» TASK DETAILS
Verbatim output of the full listing is required.

» SUPPLIED RECORDS

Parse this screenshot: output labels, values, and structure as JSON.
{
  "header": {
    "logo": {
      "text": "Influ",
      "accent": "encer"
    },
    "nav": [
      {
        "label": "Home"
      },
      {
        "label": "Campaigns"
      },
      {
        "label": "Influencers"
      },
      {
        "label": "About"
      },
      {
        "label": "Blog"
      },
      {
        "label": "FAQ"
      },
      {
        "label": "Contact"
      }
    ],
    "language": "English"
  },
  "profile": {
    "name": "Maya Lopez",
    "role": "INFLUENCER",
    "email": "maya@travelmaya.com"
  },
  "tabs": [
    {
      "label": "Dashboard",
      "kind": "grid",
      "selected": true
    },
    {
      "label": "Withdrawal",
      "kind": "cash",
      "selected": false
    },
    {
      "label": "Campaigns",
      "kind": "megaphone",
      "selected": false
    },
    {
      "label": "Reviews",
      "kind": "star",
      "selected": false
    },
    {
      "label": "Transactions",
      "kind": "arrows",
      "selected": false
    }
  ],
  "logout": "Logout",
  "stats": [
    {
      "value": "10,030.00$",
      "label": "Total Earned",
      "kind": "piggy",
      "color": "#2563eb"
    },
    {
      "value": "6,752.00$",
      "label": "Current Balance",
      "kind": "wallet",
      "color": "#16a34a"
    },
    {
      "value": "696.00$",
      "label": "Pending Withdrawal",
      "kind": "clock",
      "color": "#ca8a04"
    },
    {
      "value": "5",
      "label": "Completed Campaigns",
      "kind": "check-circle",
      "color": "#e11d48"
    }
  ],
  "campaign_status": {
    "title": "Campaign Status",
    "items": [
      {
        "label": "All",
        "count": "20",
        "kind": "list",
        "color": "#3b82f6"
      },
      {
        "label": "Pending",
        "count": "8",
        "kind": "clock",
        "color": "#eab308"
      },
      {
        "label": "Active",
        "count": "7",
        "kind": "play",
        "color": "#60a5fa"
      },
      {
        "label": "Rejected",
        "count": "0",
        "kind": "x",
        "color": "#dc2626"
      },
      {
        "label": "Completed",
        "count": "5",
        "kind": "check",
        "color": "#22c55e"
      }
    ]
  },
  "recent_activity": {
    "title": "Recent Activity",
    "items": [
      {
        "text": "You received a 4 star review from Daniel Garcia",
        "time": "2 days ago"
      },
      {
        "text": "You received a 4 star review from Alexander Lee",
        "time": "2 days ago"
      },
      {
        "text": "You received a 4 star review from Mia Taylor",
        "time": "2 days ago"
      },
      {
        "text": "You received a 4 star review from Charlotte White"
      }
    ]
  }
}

» SOLUTION TO THIS PROBLEM
Parse this screenshot: output labels, values, and structure as JSON.
{
  "header": {
    "logo": {
      "text": "Influ",
      "accent": "encer"
    },
    "nav": [
      {
        "label": "Home"
      },
      {
        "label": "Campaigns"
      },
      {
        "label": "Influencers"
      },
      {
        "label": "About"
      },
      {
        "label": "Blog"
      },
      {
        "label": "FAQ"
      },
      {
        "label": "Contact"
      }
    ],
    "language": "English"
  },
  "profile": {
    "name": "Maya Lopez",
    "role": "INFLUENCER",
    "email": "maya@travelmaya.com"
  },
  "tabs": [
    {
      "label": "Dashboard",
      "kind": "grid",
      "selected": true
    },
    {
      "label": "Withdrawal",
      "kind": "cash",
      "selected": false
    },
    {
      "label": "Campaigns",
      "kind": "megaphone",
      "selected": false
    },
    {
      "label": "Reviews",
      "kind": "star",
      "selected": false
    },
    {
      "label": "Transactions",
      "kind": "arrows",
      "selected": false
    }
  ],
  "logout": "Logout",
  "stats": [
    {
      "value": "10,030.00$",
      "label": "Total Earned",
      "kind": "piggy",
      "color": "#2563eb"
    },
    {
      "value": "6,752.00$",
      "label": "Current Balance",
      "kind": "wallet",
      "color": "#16a34a"
    },
    {
      "value": "696.00$",
      "label": "Pending Withdrawal",
      "kind": "clock",
      "color": "#ca8a04"
    },
    {
      "value": "5",
      "label": "Completed Campaigns",
      "kind": "check-circle",
      "color": "#e11d48"
    }
  ],
  "campaign_status": {
    "title": "Campaign Status",
    "items": [
      {
        "label": "All",
        "count": "20",
        "kind": "list",
        "color": "#3b82f6"
      },
      {
        "label": "Pending",
        "count": "8",
        "kind": "clock",
        "color": "#eab308"
      },
      {
        "label": "Active",
        "count": "7",
        "kind": "play",
        "color": "#60a5fa"
      },
      {
        "label": "Rejected",
        "count": "0",
        "kind": "x",
        "color": "#dc2626"
      },
      {
        "label": "Completed",
        "count": "5",
        "kind": "check",
        "color": "#22c55e"
      }
    ]
  },
  "recent_activity": {
    "title": "Recent Activity",
    "items": [
      {
        "text": "You received a 4 star review from Daniel Garcia",
        "time": "2 days ago"
      },
      {
        "text": "You received a 4 star review from Alexander Lee",
        "time": "2 days ago"
      },
      {
        "text": "You received a 4 star review from Mia Taylor",
        "time": "2 days ago"
      },
      {
        "text": "You received a 4 star review from Charlotte White"
      }
    ]
  }
}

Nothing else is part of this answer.